At Brooks Sports, the big news is BioMoGo, an eco-friendly, non-toxic, natural additive that is incorporated into the company’s original MoGo midsole to speed up the rate of biodegradation. According to the company, traditional EVA midsoles can last up to 1,000 years in a landfill. BioMoGo can break down 50 times faster, biodegrading materials into reusable byproducts in about 20 years. By 2028, Brooks expects to save 29.9 million pounds of landfill waste through the application of     BioMoGo alone. BioMoGo, which does not sacrifice durability or performance, will first be offered in the Trance 8 shoe slated to hit retail July 1. All Brooks performance running shoes featuring MoGo will inherit BioMoGo by the end of 2009. Moreover, the technology will be treated as an “open source” innovation and will be shared with other footwear brands and industries.

Hi-Tec introduced two technologies at the show: ion-mask waterproofing and InsuLite lightweight insulation. In the case of ion-mask-a patented plasma-based application originally developed for military clothing to repel chemicals-Hi-Tec joined forces with the technology’s developer, P2i. This surface enhancement permanently alters the surface of a product at the molecular level to repel water and other liquids, forcing them to bead and run off.

Unlike a waterproof/breathable membrane construction, a shoe treated with ion-mask will not gain weight when wet since the material will no longer retain water. Hi-Tec’s V-Lite Altitude Ultra is the first footwear model ever to feature ion-mask technology. The company’s second innovation, InsuLite, is a proprietary blown-EVA shell technology that is lighter and warmer than rubber and is also a better insulator. It will be available in the men’s Eiger and women’s Gemini models.

At Vasque, hiking remains the top category (with the Breeze boot being the top-seller), and women’s products now account for 40% of the company’s business. The light-and-fast category, which encompasses trail running and multi-sport product, is growing rapidly, and a higher-end kids’ line was launched in Fall ’07. Vasque is also rolling out a new cushioning system called VST (Vasque Spine Technology, originally developed for use in Red Wing’s casual line) in trail running shoes, and will eventually expand it into multi-sport product.

Over at Merrell, the mood is upbeat-the company exceeded plan in the U.S. and globally in 2007. According to company execs, the growth was fueled by “sales of more shoes to the same folks.” Currently, women’s-specific performance footwear is the brand’s fastest-growing category.                       

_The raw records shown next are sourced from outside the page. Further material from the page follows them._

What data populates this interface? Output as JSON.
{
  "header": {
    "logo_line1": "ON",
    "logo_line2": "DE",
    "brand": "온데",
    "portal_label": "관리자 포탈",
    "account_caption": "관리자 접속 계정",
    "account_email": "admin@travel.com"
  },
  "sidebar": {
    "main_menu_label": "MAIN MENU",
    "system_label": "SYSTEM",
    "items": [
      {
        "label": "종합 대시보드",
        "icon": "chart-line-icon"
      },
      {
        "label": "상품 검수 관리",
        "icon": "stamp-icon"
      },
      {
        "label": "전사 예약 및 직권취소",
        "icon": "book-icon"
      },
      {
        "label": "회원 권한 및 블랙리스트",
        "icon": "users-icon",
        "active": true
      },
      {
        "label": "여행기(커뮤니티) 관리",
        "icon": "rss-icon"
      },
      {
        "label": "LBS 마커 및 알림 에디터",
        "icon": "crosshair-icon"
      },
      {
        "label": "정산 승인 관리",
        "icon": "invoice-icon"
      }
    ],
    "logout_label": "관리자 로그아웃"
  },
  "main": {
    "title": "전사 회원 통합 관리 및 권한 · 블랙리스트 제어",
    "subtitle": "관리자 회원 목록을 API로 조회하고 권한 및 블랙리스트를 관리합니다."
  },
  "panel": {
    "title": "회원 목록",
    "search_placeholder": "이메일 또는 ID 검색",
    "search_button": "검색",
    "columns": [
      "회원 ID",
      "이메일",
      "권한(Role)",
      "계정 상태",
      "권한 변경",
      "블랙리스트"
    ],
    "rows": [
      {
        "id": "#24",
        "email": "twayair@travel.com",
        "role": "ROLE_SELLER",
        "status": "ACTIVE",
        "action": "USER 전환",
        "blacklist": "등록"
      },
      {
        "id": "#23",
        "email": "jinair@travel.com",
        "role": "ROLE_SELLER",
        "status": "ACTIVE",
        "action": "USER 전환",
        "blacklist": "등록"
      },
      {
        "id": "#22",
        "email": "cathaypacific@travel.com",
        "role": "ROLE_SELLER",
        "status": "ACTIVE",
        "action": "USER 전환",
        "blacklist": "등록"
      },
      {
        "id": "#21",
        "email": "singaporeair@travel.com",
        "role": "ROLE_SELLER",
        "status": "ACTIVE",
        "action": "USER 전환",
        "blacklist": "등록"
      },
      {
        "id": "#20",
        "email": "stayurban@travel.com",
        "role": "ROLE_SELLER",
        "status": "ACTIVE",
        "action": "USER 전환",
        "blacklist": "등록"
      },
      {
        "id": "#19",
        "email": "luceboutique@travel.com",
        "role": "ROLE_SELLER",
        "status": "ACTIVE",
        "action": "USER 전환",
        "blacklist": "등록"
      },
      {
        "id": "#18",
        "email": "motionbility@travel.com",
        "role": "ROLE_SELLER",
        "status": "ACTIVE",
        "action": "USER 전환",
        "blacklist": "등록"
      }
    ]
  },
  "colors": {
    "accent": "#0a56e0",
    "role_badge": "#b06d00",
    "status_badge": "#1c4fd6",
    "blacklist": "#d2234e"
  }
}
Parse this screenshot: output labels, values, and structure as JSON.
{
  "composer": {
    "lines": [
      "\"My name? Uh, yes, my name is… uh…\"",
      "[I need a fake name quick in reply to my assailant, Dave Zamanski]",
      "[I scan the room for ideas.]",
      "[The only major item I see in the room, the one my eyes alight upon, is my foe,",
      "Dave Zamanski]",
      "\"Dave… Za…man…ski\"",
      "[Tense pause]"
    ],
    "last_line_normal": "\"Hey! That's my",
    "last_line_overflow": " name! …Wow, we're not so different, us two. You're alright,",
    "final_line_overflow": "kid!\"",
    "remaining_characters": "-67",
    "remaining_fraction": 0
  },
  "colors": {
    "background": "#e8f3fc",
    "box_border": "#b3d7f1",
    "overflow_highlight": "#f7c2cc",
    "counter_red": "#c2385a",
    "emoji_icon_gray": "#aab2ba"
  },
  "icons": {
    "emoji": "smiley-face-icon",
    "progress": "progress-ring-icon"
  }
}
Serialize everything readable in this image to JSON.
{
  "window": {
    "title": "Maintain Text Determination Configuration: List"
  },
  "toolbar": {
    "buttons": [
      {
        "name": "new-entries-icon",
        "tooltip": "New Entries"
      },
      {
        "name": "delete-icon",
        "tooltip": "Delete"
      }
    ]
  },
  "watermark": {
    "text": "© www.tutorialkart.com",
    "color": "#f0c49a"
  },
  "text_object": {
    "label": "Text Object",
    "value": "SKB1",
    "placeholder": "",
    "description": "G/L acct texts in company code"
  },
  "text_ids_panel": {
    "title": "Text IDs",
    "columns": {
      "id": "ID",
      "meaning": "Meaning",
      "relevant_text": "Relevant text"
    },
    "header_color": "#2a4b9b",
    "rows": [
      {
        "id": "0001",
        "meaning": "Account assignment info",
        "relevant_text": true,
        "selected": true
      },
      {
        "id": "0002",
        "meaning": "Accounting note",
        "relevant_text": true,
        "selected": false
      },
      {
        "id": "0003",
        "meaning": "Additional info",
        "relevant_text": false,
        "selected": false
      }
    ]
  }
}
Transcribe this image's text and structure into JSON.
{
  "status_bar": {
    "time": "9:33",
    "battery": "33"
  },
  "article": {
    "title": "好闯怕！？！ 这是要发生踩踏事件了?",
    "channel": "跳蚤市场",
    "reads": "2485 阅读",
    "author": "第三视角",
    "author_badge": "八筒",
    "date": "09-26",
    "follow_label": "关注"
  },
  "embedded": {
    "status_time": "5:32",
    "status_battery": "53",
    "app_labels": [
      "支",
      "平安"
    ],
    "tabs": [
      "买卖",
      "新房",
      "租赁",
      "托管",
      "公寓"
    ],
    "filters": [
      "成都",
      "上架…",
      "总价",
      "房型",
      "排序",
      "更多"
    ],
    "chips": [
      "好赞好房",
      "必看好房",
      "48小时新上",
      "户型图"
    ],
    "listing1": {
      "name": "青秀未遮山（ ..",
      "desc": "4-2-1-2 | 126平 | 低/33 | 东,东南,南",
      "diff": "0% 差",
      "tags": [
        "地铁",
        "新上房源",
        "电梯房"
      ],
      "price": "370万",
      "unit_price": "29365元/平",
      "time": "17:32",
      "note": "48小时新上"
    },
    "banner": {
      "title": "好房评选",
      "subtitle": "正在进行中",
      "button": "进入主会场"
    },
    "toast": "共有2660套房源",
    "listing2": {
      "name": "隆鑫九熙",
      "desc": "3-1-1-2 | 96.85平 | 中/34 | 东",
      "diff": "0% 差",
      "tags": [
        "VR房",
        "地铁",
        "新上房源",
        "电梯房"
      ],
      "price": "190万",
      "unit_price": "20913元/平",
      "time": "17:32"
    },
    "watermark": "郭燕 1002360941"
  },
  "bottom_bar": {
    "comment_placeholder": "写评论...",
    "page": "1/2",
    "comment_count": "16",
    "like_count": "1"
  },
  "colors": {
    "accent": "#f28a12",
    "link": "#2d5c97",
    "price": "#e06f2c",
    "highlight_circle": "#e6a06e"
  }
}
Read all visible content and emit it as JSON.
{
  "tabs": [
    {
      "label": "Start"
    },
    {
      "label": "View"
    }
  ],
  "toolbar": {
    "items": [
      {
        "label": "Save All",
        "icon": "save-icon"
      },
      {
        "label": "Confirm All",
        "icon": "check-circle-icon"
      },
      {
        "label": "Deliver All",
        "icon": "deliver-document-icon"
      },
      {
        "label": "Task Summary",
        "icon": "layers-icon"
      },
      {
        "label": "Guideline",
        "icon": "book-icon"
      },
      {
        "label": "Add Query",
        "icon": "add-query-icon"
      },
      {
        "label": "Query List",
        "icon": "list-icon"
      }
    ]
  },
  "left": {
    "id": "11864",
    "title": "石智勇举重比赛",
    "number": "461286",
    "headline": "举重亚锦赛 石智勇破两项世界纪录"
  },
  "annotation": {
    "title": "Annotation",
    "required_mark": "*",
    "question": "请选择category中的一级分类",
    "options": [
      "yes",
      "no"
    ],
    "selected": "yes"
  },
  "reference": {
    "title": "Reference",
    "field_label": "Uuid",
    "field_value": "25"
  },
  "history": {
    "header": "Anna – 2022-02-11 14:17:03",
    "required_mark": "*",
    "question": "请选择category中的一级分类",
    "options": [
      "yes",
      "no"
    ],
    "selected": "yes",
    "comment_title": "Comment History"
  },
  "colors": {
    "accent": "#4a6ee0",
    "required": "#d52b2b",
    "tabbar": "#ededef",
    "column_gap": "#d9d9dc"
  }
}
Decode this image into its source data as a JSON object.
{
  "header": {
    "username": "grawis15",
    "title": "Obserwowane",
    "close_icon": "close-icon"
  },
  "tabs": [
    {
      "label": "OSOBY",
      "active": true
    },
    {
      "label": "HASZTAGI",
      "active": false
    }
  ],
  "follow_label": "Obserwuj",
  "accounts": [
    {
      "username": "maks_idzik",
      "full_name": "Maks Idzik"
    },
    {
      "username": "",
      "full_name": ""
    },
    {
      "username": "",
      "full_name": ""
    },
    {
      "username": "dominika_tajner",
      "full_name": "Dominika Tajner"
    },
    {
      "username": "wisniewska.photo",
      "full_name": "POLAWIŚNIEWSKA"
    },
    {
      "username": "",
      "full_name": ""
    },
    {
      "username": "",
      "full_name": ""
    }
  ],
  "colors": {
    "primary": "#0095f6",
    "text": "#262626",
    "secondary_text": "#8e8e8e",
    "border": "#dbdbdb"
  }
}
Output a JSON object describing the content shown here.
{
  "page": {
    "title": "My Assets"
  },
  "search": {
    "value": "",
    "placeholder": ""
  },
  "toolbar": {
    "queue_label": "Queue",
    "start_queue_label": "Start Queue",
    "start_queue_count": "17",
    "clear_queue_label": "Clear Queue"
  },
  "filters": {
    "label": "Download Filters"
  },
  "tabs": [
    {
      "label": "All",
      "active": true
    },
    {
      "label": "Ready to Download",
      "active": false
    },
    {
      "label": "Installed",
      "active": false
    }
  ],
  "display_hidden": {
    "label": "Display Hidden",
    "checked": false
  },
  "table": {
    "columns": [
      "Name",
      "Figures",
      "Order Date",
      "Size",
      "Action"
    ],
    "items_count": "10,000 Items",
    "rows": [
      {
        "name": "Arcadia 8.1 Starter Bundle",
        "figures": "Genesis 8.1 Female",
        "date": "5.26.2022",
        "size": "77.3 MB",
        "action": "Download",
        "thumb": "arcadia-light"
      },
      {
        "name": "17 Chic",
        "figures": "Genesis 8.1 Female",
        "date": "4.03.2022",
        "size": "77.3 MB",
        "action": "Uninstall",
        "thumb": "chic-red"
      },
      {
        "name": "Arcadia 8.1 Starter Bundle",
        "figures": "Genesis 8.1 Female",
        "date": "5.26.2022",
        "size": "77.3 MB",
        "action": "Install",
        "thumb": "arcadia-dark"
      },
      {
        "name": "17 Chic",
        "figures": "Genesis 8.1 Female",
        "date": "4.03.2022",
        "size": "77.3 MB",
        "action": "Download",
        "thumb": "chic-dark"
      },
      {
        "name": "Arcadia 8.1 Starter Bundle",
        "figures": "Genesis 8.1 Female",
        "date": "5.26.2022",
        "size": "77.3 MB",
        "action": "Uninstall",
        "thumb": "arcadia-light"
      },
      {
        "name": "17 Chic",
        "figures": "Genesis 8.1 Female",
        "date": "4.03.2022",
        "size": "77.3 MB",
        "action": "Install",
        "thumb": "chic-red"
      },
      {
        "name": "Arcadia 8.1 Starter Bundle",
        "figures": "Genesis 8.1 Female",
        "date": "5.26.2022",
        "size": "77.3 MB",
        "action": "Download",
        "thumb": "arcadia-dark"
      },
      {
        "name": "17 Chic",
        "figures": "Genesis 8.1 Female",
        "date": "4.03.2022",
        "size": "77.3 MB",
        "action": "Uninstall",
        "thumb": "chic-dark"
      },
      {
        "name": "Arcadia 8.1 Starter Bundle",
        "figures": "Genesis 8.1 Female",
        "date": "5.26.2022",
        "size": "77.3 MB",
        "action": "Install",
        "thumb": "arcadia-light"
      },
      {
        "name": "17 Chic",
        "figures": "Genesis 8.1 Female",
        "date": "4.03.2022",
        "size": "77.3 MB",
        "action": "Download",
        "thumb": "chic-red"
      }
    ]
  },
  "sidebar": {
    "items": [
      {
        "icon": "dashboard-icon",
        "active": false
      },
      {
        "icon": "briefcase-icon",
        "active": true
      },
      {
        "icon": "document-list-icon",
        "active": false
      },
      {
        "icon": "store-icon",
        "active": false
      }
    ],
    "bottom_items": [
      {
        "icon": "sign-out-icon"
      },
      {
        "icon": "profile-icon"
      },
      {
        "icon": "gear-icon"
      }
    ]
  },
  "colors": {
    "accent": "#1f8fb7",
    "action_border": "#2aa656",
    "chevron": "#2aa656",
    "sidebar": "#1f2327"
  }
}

At Wenger, craftsmanship and functionality have been central to the company’s revered knife line for more than 100 years. For Fall ’08, the mission has been extended to a new outdoor footwear line being produced by Novato, CA-based Established Brands, an official licensee of Wenger Licensing. The initial Alps collection, which will ship to retailers in July, consists of 10 models each for men and women. Retail prices will range from $95 to $170. Distribution is targeted to outdoor specialty stores as well as high-end department stores such as Nordstrom. For Spring ’09, the entire line will be expanded to include travel and casual collections, and models will also be added to the Alps collection.

For Fall ’08, Timberland is expanding its Sport/Utility line by improving fit and cushioning and freshening the aesthetics. The b-Life Collective will also expand with winterized models that will include waterproof technology, as well as boiled wool mixed with other materials for a young, fresh look.

Ecco continues to thrive in the lifestyle/casual arena, and the hiking and trail running lines are also growing. The company is especially enthusiastic about the trail running market, citing a broad consumer base and “huge lifestyle crossover appeal.” Winterized walking product will also be a focus for Fall ’08.